From the records below, determine the number of lines containing "your". Output that number alone.

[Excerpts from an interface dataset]
******

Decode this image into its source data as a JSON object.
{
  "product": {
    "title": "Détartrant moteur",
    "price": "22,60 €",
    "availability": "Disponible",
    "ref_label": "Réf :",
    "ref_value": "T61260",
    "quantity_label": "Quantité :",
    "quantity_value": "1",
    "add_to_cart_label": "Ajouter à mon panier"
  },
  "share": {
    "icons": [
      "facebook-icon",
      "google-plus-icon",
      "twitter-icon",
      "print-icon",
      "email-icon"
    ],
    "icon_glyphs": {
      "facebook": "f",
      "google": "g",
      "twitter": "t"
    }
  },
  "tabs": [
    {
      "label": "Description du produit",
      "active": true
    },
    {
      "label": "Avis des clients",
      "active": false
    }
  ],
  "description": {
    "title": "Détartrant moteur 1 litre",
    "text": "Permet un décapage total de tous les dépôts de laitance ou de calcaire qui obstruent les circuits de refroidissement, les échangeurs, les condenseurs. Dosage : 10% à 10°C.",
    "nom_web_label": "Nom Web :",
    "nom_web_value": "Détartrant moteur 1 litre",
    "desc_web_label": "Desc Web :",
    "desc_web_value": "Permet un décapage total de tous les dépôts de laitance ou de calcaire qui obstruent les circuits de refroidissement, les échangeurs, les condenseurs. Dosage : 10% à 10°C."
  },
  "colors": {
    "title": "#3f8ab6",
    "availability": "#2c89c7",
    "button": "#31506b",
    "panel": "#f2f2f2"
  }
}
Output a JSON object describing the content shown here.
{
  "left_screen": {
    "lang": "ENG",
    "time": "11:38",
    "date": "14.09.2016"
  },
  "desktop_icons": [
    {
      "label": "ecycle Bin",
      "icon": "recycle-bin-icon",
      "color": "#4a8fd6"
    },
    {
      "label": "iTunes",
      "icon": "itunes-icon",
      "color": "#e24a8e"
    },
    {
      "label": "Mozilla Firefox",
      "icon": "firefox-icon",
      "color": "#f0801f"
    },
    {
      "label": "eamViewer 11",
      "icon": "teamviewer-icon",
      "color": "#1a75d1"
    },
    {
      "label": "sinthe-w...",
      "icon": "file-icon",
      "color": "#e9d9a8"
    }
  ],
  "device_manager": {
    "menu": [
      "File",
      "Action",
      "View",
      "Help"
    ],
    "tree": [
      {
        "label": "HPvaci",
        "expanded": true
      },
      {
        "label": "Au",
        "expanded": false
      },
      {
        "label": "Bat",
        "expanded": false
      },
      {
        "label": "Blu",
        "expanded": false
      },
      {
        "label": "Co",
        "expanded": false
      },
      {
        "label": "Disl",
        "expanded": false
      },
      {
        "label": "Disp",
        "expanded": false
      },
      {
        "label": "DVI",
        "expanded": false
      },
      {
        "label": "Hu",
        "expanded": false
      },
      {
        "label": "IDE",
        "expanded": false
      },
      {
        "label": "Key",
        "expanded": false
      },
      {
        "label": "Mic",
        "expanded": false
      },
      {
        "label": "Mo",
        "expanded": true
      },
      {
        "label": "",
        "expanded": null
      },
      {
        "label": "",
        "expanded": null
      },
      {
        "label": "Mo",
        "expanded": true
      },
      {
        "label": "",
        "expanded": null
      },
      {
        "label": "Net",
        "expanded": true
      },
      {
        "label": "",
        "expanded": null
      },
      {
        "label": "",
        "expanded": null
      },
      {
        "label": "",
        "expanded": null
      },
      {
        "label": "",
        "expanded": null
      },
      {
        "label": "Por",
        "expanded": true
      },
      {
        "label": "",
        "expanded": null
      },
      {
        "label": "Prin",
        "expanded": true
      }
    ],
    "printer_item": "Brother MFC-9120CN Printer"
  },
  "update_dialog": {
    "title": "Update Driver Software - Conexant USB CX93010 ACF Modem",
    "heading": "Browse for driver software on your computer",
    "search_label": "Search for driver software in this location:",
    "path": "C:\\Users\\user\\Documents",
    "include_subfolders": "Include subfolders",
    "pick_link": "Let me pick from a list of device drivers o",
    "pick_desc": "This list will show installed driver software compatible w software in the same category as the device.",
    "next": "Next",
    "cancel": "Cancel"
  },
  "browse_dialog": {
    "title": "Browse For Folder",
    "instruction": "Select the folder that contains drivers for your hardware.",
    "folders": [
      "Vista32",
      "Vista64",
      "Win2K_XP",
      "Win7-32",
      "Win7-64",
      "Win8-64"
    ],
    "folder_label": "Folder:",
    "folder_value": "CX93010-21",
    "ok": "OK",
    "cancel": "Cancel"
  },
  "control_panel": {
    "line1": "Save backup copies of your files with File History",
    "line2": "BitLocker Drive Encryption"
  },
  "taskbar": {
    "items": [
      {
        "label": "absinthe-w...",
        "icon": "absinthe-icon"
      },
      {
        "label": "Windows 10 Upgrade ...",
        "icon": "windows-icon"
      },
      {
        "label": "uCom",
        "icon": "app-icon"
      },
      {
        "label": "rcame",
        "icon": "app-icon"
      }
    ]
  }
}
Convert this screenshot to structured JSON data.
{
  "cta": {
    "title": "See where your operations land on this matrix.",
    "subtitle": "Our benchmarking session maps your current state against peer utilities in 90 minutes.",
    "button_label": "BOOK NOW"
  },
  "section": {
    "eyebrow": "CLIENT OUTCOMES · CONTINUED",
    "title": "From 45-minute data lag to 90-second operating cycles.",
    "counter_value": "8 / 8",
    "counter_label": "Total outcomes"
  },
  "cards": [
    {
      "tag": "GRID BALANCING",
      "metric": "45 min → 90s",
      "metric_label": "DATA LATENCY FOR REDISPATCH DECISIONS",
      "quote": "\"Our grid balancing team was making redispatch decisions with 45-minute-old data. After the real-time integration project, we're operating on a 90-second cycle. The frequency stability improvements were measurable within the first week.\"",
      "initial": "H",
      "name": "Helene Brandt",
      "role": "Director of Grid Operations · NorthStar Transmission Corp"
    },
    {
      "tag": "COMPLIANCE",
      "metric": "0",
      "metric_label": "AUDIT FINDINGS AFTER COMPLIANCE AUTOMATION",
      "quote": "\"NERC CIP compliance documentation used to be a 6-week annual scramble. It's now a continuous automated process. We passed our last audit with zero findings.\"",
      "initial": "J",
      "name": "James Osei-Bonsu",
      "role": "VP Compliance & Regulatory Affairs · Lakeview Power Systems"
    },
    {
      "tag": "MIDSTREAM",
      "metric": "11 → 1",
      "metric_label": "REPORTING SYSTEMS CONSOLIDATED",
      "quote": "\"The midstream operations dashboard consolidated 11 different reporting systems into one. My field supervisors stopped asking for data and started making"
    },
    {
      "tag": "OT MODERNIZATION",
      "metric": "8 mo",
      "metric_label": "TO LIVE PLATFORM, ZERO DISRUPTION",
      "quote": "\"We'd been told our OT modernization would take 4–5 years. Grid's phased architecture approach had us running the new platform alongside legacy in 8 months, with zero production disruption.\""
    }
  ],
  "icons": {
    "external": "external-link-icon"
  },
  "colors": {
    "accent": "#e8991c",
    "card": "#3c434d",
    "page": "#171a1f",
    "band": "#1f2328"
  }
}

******

** THE ANSWER **
5